David Porter, project manager and engineer at Sound Techniques recording studio, would like to see casting agencies sprout up around New England. "We try to cast new talent at Sound Techniques whenever possible, but it's more of an extended service. What this town could use is the development of new talent that will stay here. Clients think they've exhausted their possibilities here, but that's not true. There's just not enough representation in Boston. Most of the talents do their own legwork. In New York you've got casting agents that have contacts with production and advertising agencies. Down there you could pull a session together in an hour if you had to. You can't do that so easily in Boston. They (voice over talent) are on their own."

"The bottom line," Fennessy says, "is if you want to get work, you have to have a ood demo. The quality is really important because you'll be competing with people who have actually worked in the field." Fennessy points out, "A homemade tape isn't really going to help you."

When Berkman receives a voice over demo at Soundtrack she listens for "good tone, flexibility, whether they can do a natural read, a retail sell, what the level of their acting ability is, can they do characters? Is there anything about the voice that captures your attention."

Although the final choice of talent is left up to the client, Berkman and Soundtrack Recording continue to promote local talent. "We've been very generous to talent in the area. Periodically we run open mike nights to get local actors in here to audition on the mike. This is only open to union talent who have not produced their demos yet. We'll record them, keep them on file, and call them in to audition for clients. Sometimes it's all the encouragement they need."

But, even if the demo tape is well-produced, and voice over skills are sharp, there is no guarantee you'll be working tomorrow. Advertising agencies and their clients seem to like New York.

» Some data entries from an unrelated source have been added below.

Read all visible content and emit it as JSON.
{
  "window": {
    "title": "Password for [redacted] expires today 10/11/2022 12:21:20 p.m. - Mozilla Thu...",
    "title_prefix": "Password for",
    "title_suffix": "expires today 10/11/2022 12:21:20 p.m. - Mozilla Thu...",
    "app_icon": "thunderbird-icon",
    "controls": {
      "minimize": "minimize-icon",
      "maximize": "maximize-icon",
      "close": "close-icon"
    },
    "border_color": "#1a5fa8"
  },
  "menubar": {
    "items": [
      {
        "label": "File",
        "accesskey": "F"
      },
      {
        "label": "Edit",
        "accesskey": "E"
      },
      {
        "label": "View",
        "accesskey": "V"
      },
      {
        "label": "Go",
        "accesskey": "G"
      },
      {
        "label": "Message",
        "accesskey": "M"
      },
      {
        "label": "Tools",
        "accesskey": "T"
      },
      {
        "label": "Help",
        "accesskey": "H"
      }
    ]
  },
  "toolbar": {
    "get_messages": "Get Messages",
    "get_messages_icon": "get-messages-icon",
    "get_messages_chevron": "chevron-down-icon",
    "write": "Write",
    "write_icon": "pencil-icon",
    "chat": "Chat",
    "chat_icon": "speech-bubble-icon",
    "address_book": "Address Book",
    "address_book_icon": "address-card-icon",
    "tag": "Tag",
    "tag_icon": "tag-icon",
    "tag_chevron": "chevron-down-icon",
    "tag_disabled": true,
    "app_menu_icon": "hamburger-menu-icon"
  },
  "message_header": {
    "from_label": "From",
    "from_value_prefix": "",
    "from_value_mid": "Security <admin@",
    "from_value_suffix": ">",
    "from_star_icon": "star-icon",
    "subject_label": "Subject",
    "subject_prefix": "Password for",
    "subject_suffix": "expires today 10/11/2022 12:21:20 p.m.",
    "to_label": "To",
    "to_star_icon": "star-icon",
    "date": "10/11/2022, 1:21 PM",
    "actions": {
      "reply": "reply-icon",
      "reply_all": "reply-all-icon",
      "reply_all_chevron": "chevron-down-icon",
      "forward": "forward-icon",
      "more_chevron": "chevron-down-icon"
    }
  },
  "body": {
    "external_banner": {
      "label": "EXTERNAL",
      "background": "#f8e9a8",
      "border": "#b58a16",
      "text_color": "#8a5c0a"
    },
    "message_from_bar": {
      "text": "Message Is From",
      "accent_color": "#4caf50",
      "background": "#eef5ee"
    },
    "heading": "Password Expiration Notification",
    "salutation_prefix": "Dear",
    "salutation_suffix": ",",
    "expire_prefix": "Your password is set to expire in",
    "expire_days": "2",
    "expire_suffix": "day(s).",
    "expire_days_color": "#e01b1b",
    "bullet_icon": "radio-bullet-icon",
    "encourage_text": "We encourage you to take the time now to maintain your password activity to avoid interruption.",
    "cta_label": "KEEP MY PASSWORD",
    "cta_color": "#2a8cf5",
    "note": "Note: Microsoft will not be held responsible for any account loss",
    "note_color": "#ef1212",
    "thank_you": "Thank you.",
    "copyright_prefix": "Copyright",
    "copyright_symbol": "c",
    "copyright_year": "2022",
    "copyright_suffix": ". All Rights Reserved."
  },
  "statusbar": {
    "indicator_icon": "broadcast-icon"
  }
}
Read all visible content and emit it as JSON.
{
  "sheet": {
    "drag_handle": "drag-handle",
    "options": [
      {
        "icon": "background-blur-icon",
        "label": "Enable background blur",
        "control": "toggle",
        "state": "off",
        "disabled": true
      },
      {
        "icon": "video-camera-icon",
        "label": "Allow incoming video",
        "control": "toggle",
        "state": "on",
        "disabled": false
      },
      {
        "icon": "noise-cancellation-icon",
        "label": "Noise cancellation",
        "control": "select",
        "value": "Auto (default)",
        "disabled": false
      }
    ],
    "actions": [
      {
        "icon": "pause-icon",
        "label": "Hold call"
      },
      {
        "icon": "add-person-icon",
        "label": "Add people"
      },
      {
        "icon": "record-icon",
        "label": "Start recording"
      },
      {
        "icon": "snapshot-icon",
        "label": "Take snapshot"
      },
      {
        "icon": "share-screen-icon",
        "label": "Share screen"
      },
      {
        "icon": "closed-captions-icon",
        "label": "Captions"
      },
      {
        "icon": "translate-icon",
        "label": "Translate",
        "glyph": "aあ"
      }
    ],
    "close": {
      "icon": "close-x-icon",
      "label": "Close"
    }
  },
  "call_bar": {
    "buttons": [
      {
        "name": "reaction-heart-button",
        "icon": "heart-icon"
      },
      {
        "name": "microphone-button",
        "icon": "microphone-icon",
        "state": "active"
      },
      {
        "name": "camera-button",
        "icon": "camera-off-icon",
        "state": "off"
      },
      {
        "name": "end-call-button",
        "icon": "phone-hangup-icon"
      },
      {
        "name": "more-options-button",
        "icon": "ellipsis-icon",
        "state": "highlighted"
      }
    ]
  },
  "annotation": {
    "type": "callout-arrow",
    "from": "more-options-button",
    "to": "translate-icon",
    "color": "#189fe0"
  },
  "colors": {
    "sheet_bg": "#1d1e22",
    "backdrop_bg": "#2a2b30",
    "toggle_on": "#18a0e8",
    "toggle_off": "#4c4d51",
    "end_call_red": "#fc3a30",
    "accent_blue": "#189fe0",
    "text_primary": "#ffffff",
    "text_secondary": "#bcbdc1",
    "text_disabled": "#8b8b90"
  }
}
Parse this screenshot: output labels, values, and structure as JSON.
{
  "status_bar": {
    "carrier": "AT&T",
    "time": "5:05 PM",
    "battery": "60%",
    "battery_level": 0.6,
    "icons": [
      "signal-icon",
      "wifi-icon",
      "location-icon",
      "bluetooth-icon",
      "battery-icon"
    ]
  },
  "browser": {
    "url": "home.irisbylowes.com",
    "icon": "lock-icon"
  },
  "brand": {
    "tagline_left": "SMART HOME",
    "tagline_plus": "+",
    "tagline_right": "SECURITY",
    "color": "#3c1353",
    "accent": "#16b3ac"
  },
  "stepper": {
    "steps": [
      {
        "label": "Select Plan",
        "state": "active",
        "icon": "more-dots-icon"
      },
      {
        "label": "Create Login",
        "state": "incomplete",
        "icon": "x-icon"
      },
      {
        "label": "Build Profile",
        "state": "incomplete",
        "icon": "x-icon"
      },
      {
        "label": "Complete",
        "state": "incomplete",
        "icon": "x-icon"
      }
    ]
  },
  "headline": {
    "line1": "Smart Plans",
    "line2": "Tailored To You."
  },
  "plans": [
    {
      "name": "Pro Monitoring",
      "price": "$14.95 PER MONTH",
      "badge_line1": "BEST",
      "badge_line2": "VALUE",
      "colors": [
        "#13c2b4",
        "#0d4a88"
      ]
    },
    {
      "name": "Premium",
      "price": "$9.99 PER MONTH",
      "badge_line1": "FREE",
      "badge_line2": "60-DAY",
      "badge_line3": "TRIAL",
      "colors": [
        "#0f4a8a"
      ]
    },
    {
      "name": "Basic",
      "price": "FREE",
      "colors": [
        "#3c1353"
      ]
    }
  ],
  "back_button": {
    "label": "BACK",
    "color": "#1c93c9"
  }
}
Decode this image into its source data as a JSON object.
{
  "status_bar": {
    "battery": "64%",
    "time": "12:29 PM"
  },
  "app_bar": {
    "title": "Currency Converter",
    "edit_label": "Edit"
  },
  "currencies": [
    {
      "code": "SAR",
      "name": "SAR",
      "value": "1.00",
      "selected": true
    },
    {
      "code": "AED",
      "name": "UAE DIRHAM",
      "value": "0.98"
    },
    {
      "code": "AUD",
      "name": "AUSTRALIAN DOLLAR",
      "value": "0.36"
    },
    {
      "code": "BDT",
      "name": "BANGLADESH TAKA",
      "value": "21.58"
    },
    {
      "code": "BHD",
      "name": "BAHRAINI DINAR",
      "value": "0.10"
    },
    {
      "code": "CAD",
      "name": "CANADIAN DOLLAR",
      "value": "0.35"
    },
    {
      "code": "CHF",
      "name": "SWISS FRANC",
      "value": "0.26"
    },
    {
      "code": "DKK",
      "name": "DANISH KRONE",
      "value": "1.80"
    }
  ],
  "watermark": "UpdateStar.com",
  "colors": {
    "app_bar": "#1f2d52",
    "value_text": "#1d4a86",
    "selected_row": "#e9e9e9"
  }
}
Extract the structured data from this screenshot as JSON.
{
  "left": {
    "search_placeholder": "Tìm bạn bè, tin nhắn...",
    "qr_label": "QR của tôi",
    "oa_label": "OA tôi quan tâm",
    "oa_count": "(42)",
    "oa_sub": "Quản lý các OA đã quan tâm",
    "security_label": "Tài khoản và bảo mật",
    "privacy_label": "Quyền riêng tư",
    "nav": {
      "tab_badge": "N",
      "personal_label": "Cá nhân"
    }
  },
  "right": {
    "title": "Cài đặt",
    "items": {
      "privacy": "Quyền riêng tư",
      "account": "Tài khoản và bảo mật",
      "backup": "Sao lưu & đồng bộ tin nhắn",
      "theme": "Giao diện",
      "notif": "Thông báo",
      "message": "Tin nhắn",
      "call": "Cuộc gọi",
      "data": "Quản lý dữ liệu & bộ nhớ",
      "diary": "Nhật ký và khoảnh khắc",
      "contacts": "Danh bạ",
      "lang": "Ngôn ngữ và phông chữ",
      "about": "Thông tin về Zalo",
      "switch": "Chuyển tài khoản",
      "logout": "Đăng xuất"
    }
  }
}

To those who are laying down a big budget, they still believe they'll get their money's worth with New York talent.

But now, with ISDN, a client can hire New York talent and record them here in a Boston studio without any loss of sound quality. "All you have to do," says Porter, "is call 'em up on the phone. It's more efficient in terms of budget — it's not cheap, but it's useful. It's definitely shifted things in the industry." Peter continues, "For every job we lose to another city, there's also work we gain. The client now has more options and, ideally, so does the local talent."

ISDN has made recording more convenient for the client and the talent, but according to Porter, an engineer has less control over a recording session. "It opens up the session to variables that are outside of your control. When the talent is in (my) studio I have access to every detail from mike placement, EQs, how the talent is dealing with the mike...but ultimately the sound is just as good — and the (ISDN) boxes also help keep talent in town."

And what exactly is a good voice? There are just as many answers to this question as there are voices on this earth. It might be nice to be represented by a mellifluous, unique, or flexible voice — but those in the industry agree that the best voice is the one that gets heard.


Contact Wren Ross by phone at 617-924-SING (7464) or email: wren@wrenross.com
Copyright © 2002 Wren Ross. All rights reserved.